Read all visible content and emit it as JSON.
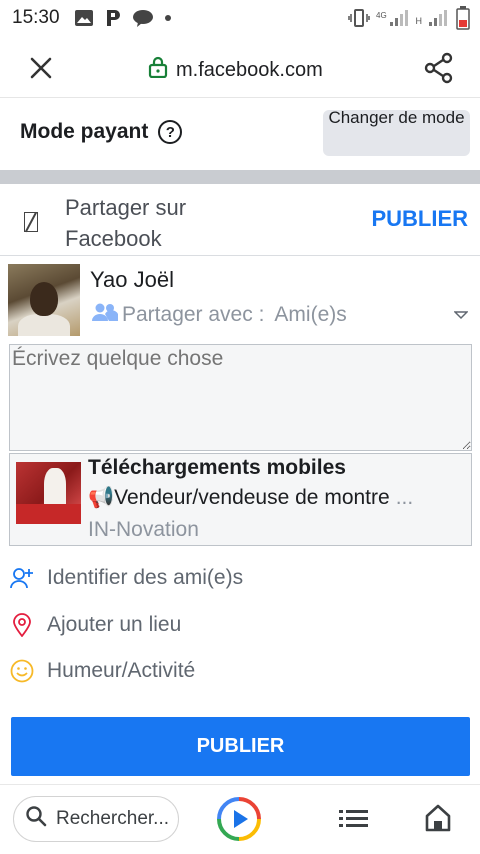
{
  "status_bar": {
    "time": "15:30",
    "network_label": "H"
  },
  "browser": {
    "url": "m.facebook.com"
  },
  "mode": {
    "title": "Mode payant",
    "change_label": "Changer de mode"
  },
  "share": {
    "title": "Partager sur Facebook",
    "publish_label": "PUBLIER"
  },
  "author": {
    "name": "Yao Joël",
    "audience_prefix": "Partager avec :",
    "audience_value": "Ami(e)s"
  },
  "composer": {
    "placeholder": "Écrivez quelque chose"
  },
  "attachment": {
    "title": "Téléchargements mobiles",
    "description": "📢Vendeur/vendeuse de montre",
    "ellipsis": "...",
    "source": "IN-Novation"
  },
  "actions": [
    {
      "label": "Identifier des ami(e)s",
      "icon": "tag-friends-icon",
      "color": "#1877f2"
    },
    {
      "label": "Ajouter un lieu",
      "icon": "location-pin-icon",
      "color": "#e41e3f"
    },
    {
      "label": "Humeur/Activité",
      "icon": "smiley-icon",
      "color": "#f7b928"
    }
  ],
  "publish_main": {
    "label": "PUBLIER"
  },
  "bottom_bar": {
    "search_label": "Rechercher..."
  },
  "colors": {
    "accent": "#1877f2",
    "band": "#c9ccd1",
    "secondary_text": "#8d949e"
  }
}
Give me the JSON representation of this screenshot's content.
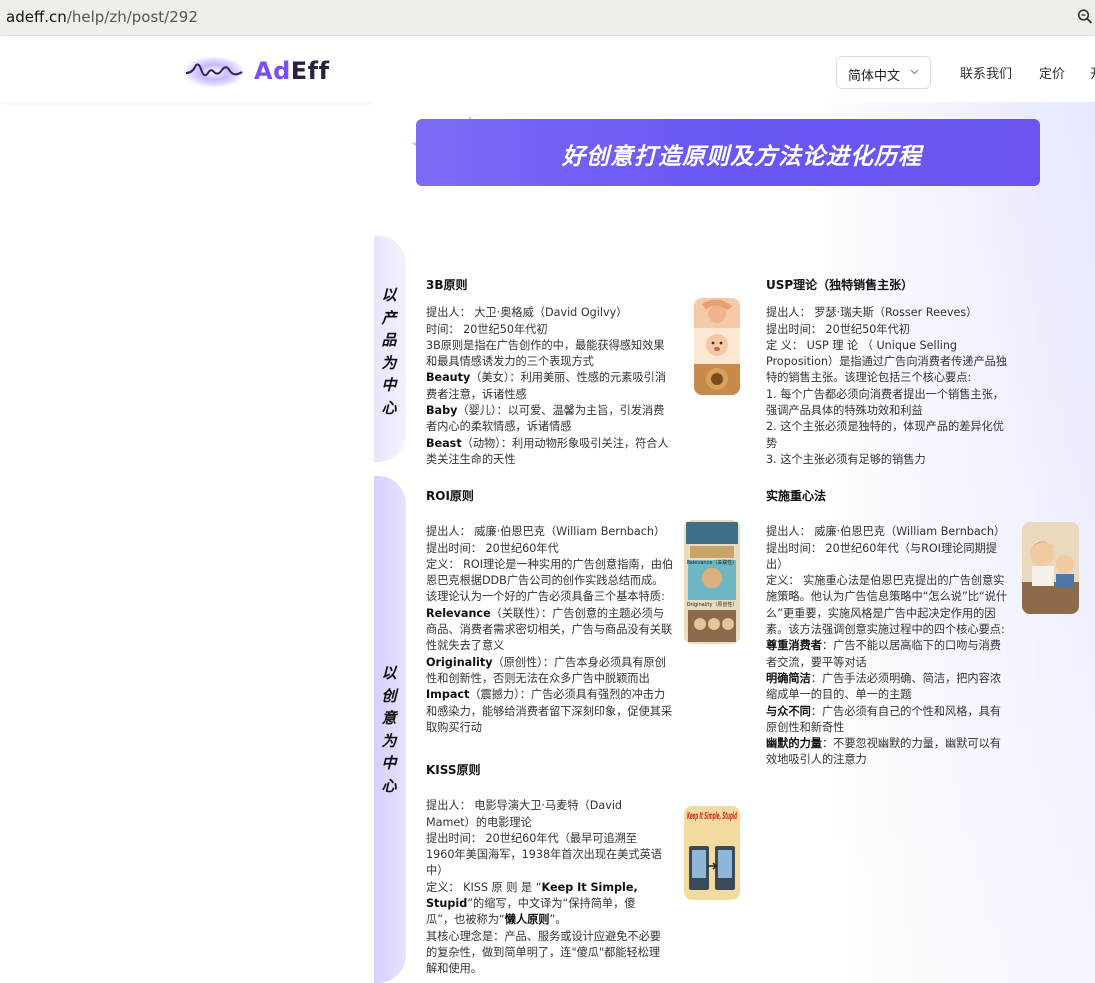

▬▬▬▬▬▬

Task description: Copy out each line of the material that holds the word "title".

Exercise result:
    "title": "Mode payant",
    "title": "Partager sur Facebook",
    "title": "Téléchargements mobiles",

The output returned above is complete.